The idea is supposed to provide a bridge between conventional university-based courses and on-the-job training offered by many schools. It is also intended to promote ‘school-focused academic research’. This set me to thinking: if they want to do ‘school-focused academic research’, why not offer to train another school matched for SES and other relevant variables and make comparisons over, say, seven years of the primary schooling?

So, I decided to put my money where my mouth is and I wrote to Charlie Taylor of the National College for Teaching and Leadership and made the following proposal: 
I saw reported in the Telegraph that the National College for Teaching and Leadership is sponsoring the opening of a University of Cambridge Training School, which will be 'overseen by senior dons from the university'. I believe strongly that Sounds-Write can do a better job of teaching children literacy than Cambridge University, and would like to make you a serious offer. The offer is that Sounds-Write will train all the primary staff in any school you would like to match for SES and other salient variables with the newly established school. We will pay for the training of the teachers and we will supply all the materials required to teach our Sounds-Write programme. I will do this if you will agree to provide independent assessors of the progress of the children in the two schools and we can agree on the methods of assessment, which, as far as I am concerned, would be the phonics screening check, an agreed test of reading and one of spelling, as well as the SATs results.Sounds-Write provides phonics training for teachers and has been operating for eleven years. It was approved for matched funding by the DfE during the period in which it was available, and our trainings have been inspected by Ofsted twice and found to be excellent. To date, we have trained eleven thousand teachers and teaching assistants in UK, the Republic of Ireland and Australia.As Mrs Janet Hilary, the head of St George's CEPS in Wandsworth put it to me recently, literacy is the foundation on which the whole of the rest of the curriculum rests. Her school's latest results amply demonstrate that philosophy as can be seen from the table below. They are even more remarkable when one considers that over half the pupils at the school are on free schools meals.

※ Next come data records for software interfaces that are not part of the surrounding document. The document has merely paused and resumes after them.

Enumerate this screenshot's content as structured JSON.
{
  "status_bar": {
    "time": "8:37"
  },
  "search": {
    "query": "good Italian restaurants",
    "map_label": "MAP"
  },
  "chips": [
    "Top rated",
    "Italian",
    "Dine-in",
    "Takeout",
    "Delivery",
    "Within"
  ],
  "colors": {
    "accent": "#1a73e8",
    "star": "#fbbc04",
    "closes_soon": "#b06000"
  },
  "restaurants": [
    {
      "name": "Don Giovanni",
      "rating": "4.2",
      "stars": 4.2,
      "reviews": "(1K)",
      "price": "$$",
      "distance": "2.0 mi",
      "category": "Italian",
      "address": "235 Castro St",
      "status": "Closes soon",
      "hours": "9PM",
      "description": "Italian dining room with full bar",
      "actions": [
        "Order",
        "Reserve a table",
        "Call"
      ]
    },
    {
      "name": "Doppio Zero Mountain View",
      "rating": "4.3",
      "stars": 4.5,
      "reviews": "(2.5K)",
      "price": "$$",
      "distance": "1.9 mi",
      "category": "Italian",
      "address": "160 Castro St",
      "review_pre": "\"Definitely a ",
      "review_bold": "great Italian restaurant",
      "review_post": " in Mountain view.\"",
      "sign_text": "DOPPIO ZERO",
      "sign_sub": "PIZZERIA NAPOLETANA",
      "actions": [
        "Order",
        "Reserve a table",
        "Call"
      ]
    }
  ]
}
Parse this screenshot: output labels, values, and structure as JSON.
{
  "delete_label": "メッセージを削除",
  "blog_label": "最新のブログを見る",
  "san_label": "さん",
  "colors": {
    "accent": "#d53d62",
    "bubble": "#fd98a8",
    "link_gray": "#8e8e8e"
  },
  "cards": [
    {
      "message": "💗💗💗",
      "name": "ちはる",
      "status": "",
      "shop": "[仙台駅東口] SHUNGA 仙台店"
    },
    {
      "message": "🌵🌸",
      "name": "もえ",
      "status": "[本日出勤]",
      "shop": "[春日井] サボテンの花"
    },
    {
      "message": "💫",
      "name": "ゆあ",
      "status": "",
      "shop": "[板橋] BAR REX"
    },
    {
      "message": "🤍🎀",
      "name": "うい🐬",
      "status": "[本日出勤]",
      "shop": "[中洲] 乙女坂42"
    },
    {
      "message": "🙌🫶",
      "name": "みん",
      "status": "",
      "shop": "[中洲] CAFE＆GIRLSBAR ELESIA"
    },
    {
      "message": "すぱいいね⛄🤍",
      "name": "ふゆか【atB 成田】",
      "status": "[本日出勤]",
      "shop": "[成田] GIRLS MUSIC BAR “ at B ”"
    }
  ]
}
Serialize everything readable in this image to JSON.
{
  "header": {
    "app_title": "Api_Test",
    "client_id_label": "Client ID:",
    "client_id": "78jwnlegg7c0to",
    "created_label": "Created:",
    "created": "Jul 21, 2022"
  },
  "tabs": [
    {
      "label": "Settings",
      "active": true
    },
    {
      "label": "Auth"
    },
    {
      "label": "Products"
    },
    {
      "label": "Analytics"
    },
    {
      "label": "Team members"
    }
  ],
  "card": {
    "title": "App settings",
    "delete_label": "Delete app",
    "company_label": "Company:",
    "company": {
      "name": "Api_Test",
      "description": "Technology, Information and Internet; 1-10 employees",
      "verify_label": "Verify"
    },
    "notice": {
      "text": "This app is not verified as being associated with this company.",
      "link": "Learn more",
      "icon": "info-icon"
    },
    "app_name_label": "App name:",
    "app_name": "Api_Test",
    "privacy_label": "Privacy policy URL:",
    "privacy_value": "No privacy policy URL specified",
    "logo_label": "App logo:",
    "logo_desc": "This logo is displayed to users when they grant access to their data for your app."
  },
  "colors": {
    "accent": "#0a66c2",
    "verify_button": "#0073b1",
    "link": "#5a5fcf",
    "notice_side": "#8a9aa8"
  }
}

St George’s CEPS in Wandsworth 2013 results
LEA av %
Eng av %
Reading: Level 4
Reading: Level 5
Writing: Level 4
Writing: Level 5
Spelling, grammar and punctuation: Level 4
Spelling, grammar and punctuation: Level 5

This is a genuine and, I think, an exciting offer and I sincerely hope that you will consider it. I look forward to hearing from you, John Walker
 On February 4th, I received this letter from Charlie Taylor’s secretary:

Dear Mr Walker Thank you for your email. I have passed on the request to Charlie. He mentioned that your programme sounds really interesting, but unfortunately he is considering no such trial at the moment. He will be sure to come back to you in the future if this ever changes. Kind regards, Veronica, PA to Charlie Taylor, Chief Executive of the National College for Teaching and Leadership Department for Education
Of course, I never did believe for one minute that Taylor would take up the offer and, even if he had been interested, the dons would almost certainly have torpedoed it. I mean, what would happen if some upstart little outfit like Sounds-Write were to outperform the mighty dons? What a shame we can’t ‘go compare’ when we have Professor Morag Styles, a professor at Homerton College, part of Cambridge University’s Faculty of Education, recently making public her support of the anti-phonics ‘academic’ Andrew Davis. She went further, demonstrating her clear lack of understanding of what modern phonics teaching is, when she talked about ‘tedious drills’ and other such nonsense that has nothing whatever to do with good quality modern phonics programmes like Sounds-Write. Not that Morag has ever done any phonics teaching to young children, of course.

So, what with their apparent, according to the Telegraph article, interest in ‘learning styles’ and their likely antipathy to phonics, I just can’t wait to see how they get on. But it would have been an interesting encounter had they had the courage to challenge my impertinence!